The Chicago Park District’s ambitious plan to reclaim land once used as a dumping ground by steel manufacturers recently received a major boost in the form of a $900,000 grant from the Illinois Department of Natural Resources.
The funds will bankroll a slew of infrastructure projects at Big Marsh Park, 278 acres of wide-open space in the South Deering community on Chicago’s Southeast Side. Planned additions to Big Marsh, already home to a 40-acre bike park, include a primitive camping area with 12 tent platforms — a first for the Park District — as well as a wildlife observation platform offering panoramic views and a fully accessible trail that, at approximately 3 miles, will circumnavigate the park by incorporating stretches of boardwalk over Big Marsh’s previously unpassable namesake marshes.
“Some of the work we’re doing here is similar to state parks and national parks,” said Matt Freer, assistant director of landscape for the Park District.
That’s quite a turnaround for Big Marsh, which rivals Grant Park in acreage, and its neighboring parks including Indian Ridge Marsh and Hegewisch Marsh. Though these and other wetlands dominate South Deering geographically, heavy industry and landfills long dominated the area in every other way. Big Marsh, abutting Lake Calumet, was heaped high with slag, a waste product of steelmaking that remained behind even after the factories were shuttered.
In the past decade, the Park District, with assistance from state, federal and private partners, has made significant strides toward transforming this wasteland into a wetlands ecosystem where plants and wildlife can thrive. The region’s parks are also being designed with an eye toward what the Park District calls “eco-recreation,” best demonstrated by Big Marsh’s bike jumps and the unique rock climbing wall in Steelworkers Park, built out of an old concrete ore wall (and financed by U.S. retailer REI) — the sort of features that might entice people to check out more of the area besides the Horseshoe Hammond Casino.

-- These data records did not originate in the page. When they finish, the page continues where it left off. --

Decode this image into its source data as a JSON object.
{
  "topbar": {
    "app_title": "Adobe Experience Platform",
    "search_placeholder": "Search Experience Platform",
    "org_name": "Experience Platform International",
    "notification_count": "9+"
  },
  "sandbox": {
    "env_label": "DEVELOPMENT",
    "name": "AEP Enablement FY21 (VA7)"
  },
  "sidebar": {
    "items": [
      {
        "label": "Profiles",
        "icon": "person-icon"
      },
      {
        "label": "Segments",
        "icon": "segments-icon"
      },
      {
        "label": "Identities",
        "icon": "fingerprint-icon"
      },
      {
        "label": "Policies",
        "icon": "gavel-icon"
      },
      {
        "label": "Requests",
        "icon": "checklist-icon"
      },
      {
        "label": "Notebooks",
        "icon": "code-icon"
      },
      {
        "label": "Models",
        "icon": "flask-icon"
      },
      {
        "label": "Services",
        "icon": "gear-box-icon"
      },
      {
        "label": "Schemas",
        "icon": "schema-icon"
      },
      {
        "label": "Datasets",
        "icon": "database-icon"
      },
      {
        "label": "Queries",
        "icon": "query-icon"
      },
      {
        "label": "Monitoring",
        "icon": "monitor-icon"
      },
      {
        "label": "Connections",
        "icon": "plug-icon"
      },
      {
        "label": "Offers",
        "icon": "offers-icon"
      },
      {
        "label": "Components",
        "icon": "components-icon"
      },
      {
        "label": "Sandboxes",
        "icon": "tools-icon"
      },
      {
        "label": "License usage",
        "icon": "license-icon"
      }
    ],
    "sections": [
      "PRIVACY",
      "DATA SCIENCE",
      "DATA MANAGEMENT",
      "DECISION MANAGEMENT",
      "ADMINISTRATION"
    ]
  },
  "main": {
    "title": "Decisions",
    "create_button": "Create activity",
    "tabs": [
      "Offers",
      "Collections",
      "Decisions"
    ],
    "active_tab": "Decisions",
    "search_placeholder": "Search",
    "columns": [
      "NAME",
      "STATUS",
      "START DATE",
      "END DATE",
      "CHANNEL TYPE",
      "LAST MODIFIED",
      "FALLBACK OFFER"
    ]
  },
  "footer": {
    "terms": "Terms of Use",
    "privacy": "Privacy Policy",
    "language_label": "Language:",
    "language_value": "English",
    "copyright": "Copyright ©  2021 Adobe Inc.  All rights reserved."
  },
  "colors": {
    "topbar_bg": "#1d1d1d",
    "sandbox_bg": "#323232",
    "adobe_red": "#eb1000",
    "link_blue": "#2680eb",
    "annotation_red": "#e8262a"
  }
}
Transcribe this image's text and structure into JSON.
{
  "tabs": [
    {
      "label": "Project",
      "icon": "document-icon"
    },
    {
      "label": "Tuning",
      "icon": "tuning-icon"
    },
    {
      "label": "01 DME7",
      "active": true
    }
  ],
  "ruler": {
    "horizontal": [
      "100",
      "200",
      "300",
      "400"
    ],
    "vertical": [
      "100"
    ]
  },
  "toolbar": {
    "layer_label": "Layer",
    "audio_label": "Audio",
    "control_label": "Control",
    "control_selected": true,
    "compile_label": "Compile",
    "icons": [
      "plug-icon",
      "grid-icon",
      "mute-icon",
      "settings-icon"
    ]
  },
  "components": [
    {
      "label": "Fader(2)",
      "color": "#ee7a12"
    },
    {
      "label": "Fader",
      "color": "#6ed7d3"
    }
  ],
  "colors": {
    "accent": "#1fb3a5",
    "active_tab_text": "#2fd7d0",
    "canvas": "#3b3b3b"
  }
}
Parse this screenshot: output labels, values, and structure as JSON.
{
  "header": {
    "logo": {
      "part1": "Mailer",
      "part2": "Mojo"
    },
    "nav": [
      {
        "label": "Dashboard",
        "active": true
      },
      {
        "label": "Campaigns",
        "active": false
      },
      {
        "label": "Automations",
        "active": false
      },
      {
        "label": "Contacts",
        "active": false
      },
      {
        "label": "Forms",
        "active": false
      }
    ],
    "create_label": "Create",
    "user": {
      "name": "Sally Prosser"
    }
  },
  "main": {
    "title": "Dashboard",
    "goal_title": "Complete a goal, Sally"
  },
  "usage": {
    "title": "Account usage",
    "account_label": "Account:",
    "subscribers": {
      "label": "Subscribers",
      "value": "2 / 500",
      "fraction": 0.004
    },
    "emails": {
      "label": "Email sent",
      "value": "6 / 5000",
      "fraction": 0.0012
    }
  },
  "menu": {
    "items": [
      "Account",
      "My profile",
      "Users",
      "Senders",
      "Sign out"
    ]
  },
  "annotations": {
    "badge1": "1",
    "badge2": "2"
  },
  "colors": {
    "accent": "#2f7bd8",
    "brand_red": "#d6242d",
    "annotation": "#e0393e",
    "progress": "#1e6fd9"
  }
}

“It’s using recreation to bring folks to the parks,” Freer said, “and then highlighting the natural assets that are there.”
At Big Marsh, the planned multiuse trail will connect the “eco” and the “recreation,” linking the bike park on the south end with more natural areas on the north.
“There’s Three Finger Pond — that’s kind of a nickname but it seems like it’s stuck — that’s wonderful for bird-watching, but you can only get there with a certain amount of bushwhacking,” said Paul Fitzgerald, executive director of Friends of Big Marsh. “New trails will allow people to really explore the park.”
When Big Marsh opened in 2016 (the Park District acquired the land in 2011), Freer thought it would take 10 years to get to the point where the park-wide trail would be feasible. The timeline was sped up in part because remediation of the land — essentially placing a “clear cap” of dirt over the slag — was completed sooner than anticipated when the Park District was able to capitalize on its own earth-moving projects in River and Legion Parks, along the North Branch of the Chicago River, to obtain clean fill for Big Marsh, Freer said.
Now the final pieces of the puzzle are coming into place, including the anticipated opening in late spring or early summer of the Ford Calumet Environmental Center. The 10,000-square-foot center will “put us on the map as a major natural area,” Fitzgerald said. “It’s all a matter of momentum.”
At one point, the center was slated for construction in Hegewisch Marsh, with the selected design by Jeanne Gang. That 28,000-square-foot structure, with echoes of birds’ nests, was eventually scrapped due to costs.
“That design, in today’s dollars, would be more than $20 million,” said Freer.
The center’s location was ultimately shifted to Big Marsh, Freer said, where it’s better situated to serve as an educational and community hub for all of the southeast parks, and a launching point for further exploration of nearby Wolf Lake and Pullman National Monument to the west.
“I think the entire area will benefit from people understanding that it’s beautiful,” said Fitzgerald. “There’s a sense that this was always industrial, that there was always steel and waste management. But that’s recent history. A hundred and fifty years ago, Lake Calumet was in different shape.”
One piece of recent history Fitzgerald does want remembered is the work of pioneering environmental justice leaders Hazel Johnson and Marian Byrnes, whose efforts led the late Mayor Harold Washington to enact in 1984 a moratorium on landfills that’s still in effect. (Van Vlissingen Prairie, north of Big Marsh, was recently renamed the Marian R. Byrnes Natural Area.)
“Their work left a Calumet area that was able to be recovered,” Fitzgerald said. “All of these lands represent people having access to and being able to enjoy green space in our own backyard. The area was developed to benefit industry. We’re at a point now where we can work to benefit the community.”